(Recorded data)
-------------------------

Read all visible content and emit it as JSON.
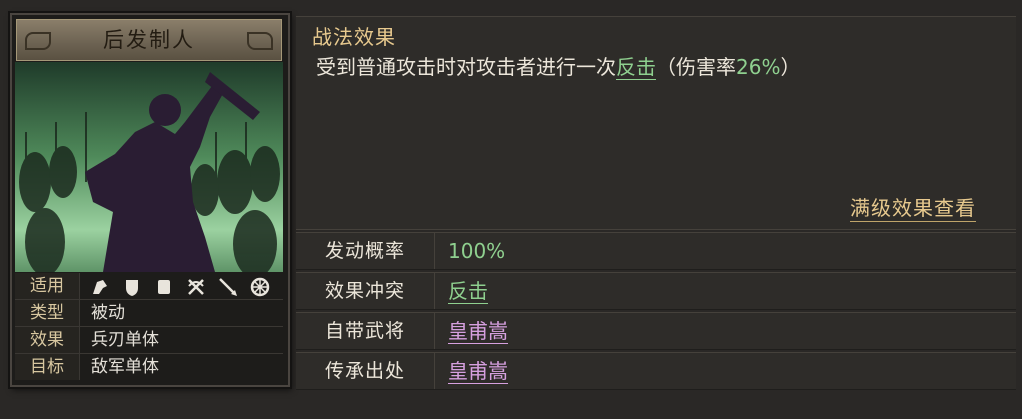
{
  "card": {
    "title": "后发制人",
    "rows": [
      {
        "key": "适用",
        "icons": [
          "cavalry-icon",
          "shield-icon",
          "shield-icon",
          "crossed-bow-icon",
          "spear-icon",
          "wheel-icon"
        ]
      },
      {
        "key": "类型",
        "value": "被动"
      },
      {
        "key": "效果",
        "value": "兵刃单体"
      },
      {
        "key": "目标",
        "value": "敌军单体"
      }
    ]
  },
  "tactic": {
    "section_title": "战法效果",
    "desc_before": "受到普通攻击时对攻击者进行一次",
    "desc_highlight": "反击",
    "desc_paren_open": "（伤害率",
    "desc_rate": "26%",
    "desc_paren_close": "）",
    "max_level_link": "满级效果查看"
  },
  "details": [
    {
      "key": "发动概率",
      "value": "100%"
    },
    {
      "key": "效果冲突",
      "value": "反击"
    },
    {
      "key": "自带武将",
      "value": "皇甫嵩"
    },
    {
      "key": "传承出处",
      "value": "皇甫嵩"
    }
  ],
  "colors": {
    "accent_gold": "#e7c98e",
    "highlight_green": "#8fd08f",
    "general_purple": "#d6a0df"
  }
}
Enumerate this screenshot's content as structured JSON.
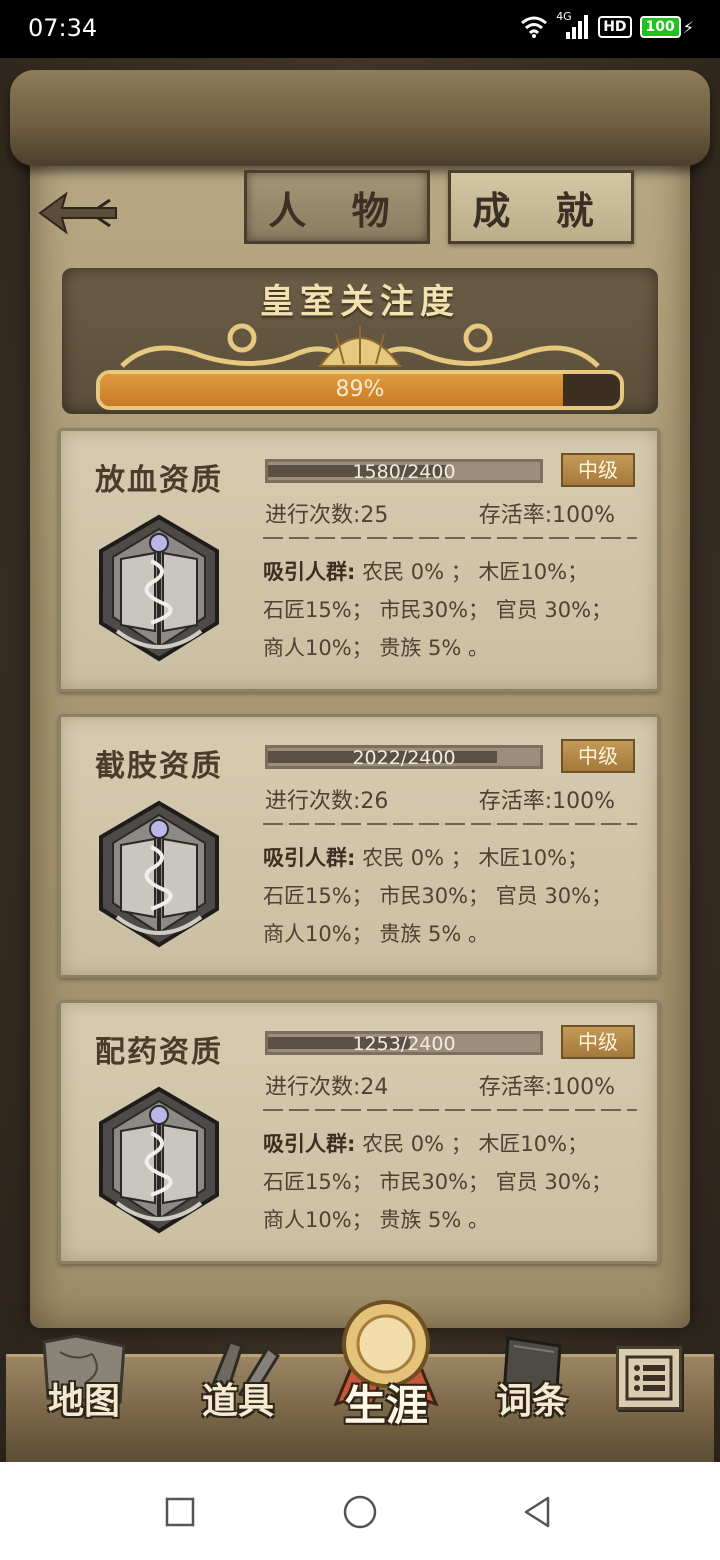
{
  "status_bar": {
    "time": "07:34",
    "network": "4G",
    "hd": "HD",
    "battery": "100"
  },
  "tabs": [
    {
      "label": "人 物",
      "active": true
    },
    {
      "label": "成 就",
      "active": false
    }
  ],
  "royal": {
    "title": "皇室关注度",
    "progress_text": "89%",
    "progress": 0.89
  },
  "cards": [
    {
      "title": "放血资质",
      "progress_text": "1580/2400",
      "progress": 0.658,
      "level": "中级",
      "count": "进行次数:25",
      "survival": "存活率:100%",
      "attract_label": "吸引人群:",
      "attract_line1": " 农民 0% ； 木匠10%；",
      "attract_line2": "石匠15%； 市民30%； 官员 30%；",
      "attract_line3": "商人10%； 贵族 5% 。"
    },
    {
      "title": "截肢资质",
      "progress_text": "2022/2400",
      "progress": 0.843,
      "level": "中级",
      "count": "进行次数:26",
      "survival": "存活率:100%",
      "attract_label": "吸引人群:",
      "attract_line1": " 农民 0% ； 木匠10%；",
      "attract_line2": "石匠15%； 市民30%； 官员 30%；",
      "attract_line3": "商人10%； 贵族 5% 。"
    },
    {
      "title": "配药资质",
      "progress_text": "1253/2400",
      "progress": 0.522,
      "level": "中级",
      "count": "进行次数:24",
      "survival": "存活率:100%",
      "attract_label": "吸引人群:",
      "attract_line1": " 农民 0% ； 木匠10%；",
      "attract_line2": "石匠15%； 市民30%； 官员 30%；",
      "attract_line3": "商人10%； 贵族 5% 。"
    }
  ],
  "bottom_nav": [
    {
      "label": "地图",
      "icon": "map-icon"
    },
    {
      "label": "道具",
      "icon": "items-icon"
    },
    {
      "label": "生涯",
      "icon": "career-medal-icon",
      "active": true
    },
    {
      "label": "词条",
      "icon": "book-icon"
    }
  ],
  "colors": {
    "accent_orange": "#d98c32",
    "parchment": "#b8a883",
    "dark_brown": "#3a3024",
    "badge_gold": "#b88c4a"
  }
}
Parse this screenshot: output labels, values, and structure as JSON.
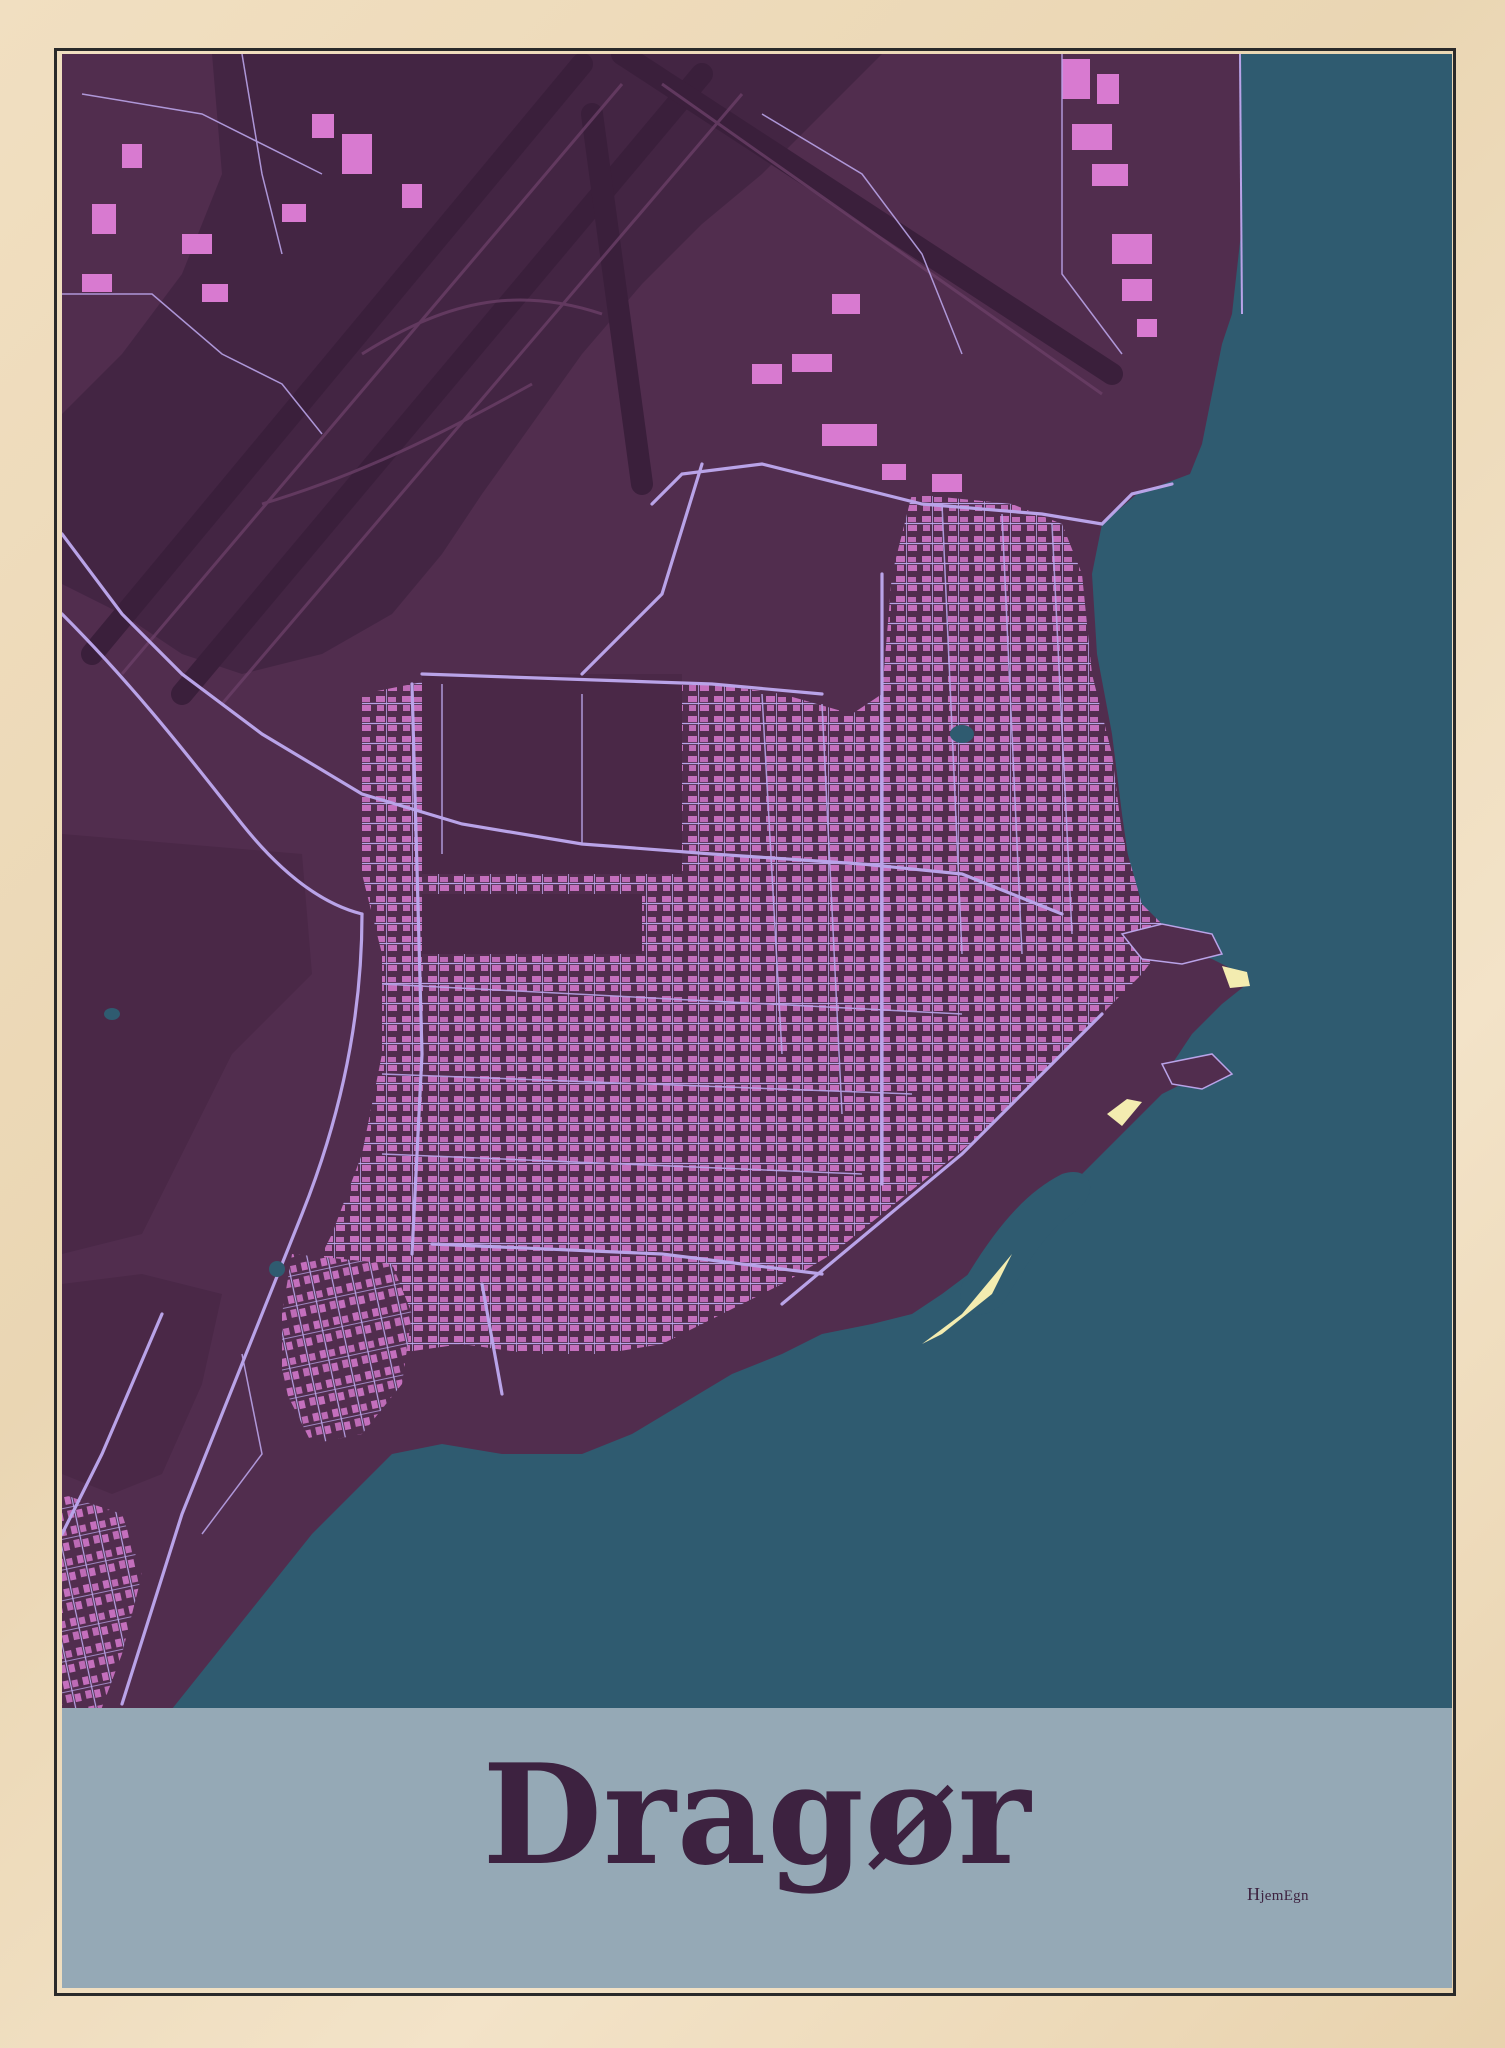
{
  "poster": {
    "title": "Dragør",
    "brand": {
      "initial": "H",
      "rest": "jemEgn"
    }
  },
  "colors": {
    "frame": "#ecd9b8",
    "land": "#512d4e",
    "land_dark": "#3f2340",
    "water": "#2f5b70",
    "buildings": "#d87ad0",
    "roads": "#b9a3e8",
    "beach": "#f3ecb0",
    "band": "#95a9b6",
    "title_text": "#3d2240"
  },
  "map": {
    "style": "city-poster",
    "features": [
      "land",
      "sea",
      "roads",
      "buildings",
      "airport-runways",
      "harbour",
      "beach",
      "lakes"
    ]
  }
}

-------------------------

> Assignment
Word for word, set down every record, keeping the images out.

> Solution to this task
Read all visible content and emit it as JSON.
{
  "card": {
    "title": "后发制人",
    "rows": [
      {
        "key": "适用",
        "icons": [
          "cavalry-icon",
          "shield-icon",
          "shield-icon",
          "crossed-bow-icon",
          "spear-icon",
          "wheel-icon"
        ]
      },
      {
        "key": "类型",
        "value": "被动"
      },
      {
        "key": "效果",
        "value": "兵刃单体"
      },
      {
        "key": "目标",
        "value": "敌军单体"
      }
    ]
  },
  "tactic": {
    "section_title": "战法效果",
    "desc_before": "受到普通攻击时对攻击者进行一次",
    "desc_highlight": "反击",
    "desc_paren_open": "（伤害率",
    "desc_rate": "26%",
    "desc_paren_close": "）",
    "max_level_link": "满级效果查看"
  },
  "details": [
    {
      "key": "发动概率",
      "value": "100%"
    },
    {
      "key": "效果冲突",
      "value": "反击"
    },
    {
      "key": "自带武将",
      "value": "皇甫嵩"
    },
    {
      "key": "传承出处",
      "value": "皇甫嵩"
    }
  ],
  "colors": {
    "accent_gold": "#e7c98e",
    "highlight_green": "#8fd08f",
    "general_purple": "#d6a0df"
  }
}
Enumerate this screenshot's content as structured JSON.
{
  "status_bar": {
    "time": "07:34",
    "network": "4G",
    "hd": "HD",
    "battery": "100"
  },
  "tabs": [
    {
      "label": "人 物",
      "active": true
    },
    {
      "label": "成 就",
      "active": false
    }
  ],
  "royal": {
    "title": "皇室关注度",
    "progress_text": "89%",
    "progress": 0.89
  },
  "cards": [
    {
      "title": "放血资质",
      "progress_text": "1580/2400",
      "progress": 0.658,
      "level": "中级",
      "count": "进行次数:25",
      "survival": "存活率:100%",
      "attract_label": "吸引人群:",
      "attract_line1": " 农民 0% ； 木匠10%；",
      "attract_line2": "石匠15%； 市民30%； 官员 30%；",
      "attract_line3": "商人10%； 贵族 5% 。"
    },
    {
      "title": "截肢资质",
      "progress_text": "2022/2400",
      "progress": 0.843,
      "level": "中级",
      "count": "进行次数:26",
      "survival": "存活率:100%",
      "attract_label": "吸引人群:",
      "attract_line1": " 农民 0% ； 木匠10%；",
      "attract_line2": "石匠15%； 市民30%； 官员 30%；",
      "attract_line3": "商人10%； 贵族 5% 。"
    },
    {
      "title": "配药资质",
      "progress_text": "1253/2400",
      "progress": 0.522,
      "level": "中级",
      "count": "进行次数:24",
      "survival": "存活率:100%",
      "attract_label": "吸引人群:",
      "attract_line1": " 农民 0% ； 木匠10%；",
      "attract_line2": "石匠15%； 市民30%； 官员 30%；",
      "attract_line3": "商人10%； 贵族 5% 。"
    }
  ],
  "bottom_nav": [
    {
      "label": "地图",
      "icon": "map-icon"
    },
    {
      "label": "道具",
      "icon": "items-icon"
    },
    {
      "label": "生涯",
      "icon": "career-medal-icon",
      "active": true
    },
    {
      "label": "词条",
      "icon": "book-icon"
    }
  ],
  "colors": {
    "accent_orange": "#d98c32",
    "parchment": "#b8a883",
    "dark_brown": "#3a3024",
    "badge_gold": "#b88c4a"
  }
}
Parse this screenshot: output labels, values, and structure as JSON.
{
  "poster": {
    "title": "Dragør",
    "brand": {
      "initial": "H",
      "rest": "jemEgn"
    }
  },
  "colors": {
    "frame": "#ecd9b8",
    "land": "#512d4e",
    "land_dark": "#3f2340",
    "water": "#2f5b70",
    "buildings": "#d87ad0",
    "roads": "#b9a3e8",
    "beach": "#f3ecb0",
    "band": "#95a9b6",
    "title_text": "#3d2240"
  },
  "map": {
    "style": "city-poster",
    "features": [
      "land",
      "sea",
      "roads",
      "buildings",
      "airport-runways",
      "harbour",
      "beach",
      "lakes"
    ]
  }
}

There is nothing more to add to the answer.